* _Activity_
From the entries, return every line where the string "initialization" shows up.

*** Opening Input records ***

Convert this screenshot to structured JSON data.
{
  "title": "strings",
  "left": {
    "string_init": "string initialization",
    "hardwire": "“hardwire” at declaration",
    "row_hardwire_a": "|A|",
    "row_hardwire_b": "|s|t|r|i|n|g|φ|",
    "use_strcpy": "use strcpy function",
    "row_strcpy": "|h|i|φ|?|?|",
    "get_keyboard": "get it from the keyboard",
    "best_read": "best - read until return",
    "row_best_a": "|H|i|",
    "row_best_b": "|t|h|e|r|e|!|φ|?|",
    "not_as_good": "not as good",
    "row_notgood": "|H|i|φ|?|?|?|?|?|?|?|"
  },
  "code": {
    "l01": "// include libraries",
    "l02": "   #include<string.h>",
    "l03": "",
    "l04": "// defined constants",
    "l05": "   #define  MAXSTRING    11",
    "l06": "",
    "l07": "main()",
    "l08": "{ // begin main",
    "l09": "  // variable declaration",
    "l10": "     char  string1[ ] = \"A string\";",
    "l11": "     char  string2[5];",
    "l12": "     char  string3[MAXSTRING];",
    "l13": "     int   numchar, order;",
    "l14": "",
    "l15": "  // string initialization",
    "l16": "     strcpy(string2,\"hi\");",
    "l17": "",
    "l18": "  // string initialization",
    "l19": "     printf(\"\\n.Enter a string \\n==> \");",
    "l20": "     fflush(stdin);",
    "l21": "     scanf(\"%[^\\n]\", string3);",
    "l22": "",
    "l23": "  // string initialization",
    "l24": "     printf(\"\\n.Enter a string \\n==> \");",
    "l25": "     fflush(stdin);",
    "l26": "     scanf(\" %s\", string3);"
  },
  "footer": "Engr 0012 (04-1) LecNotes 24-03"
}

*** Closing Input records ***

* _Written solution_
    "string_init": "string initialization",
    "l15": "  // string initialization",
    "l18": "  // string initialization",
    "l23": "  // string initialization",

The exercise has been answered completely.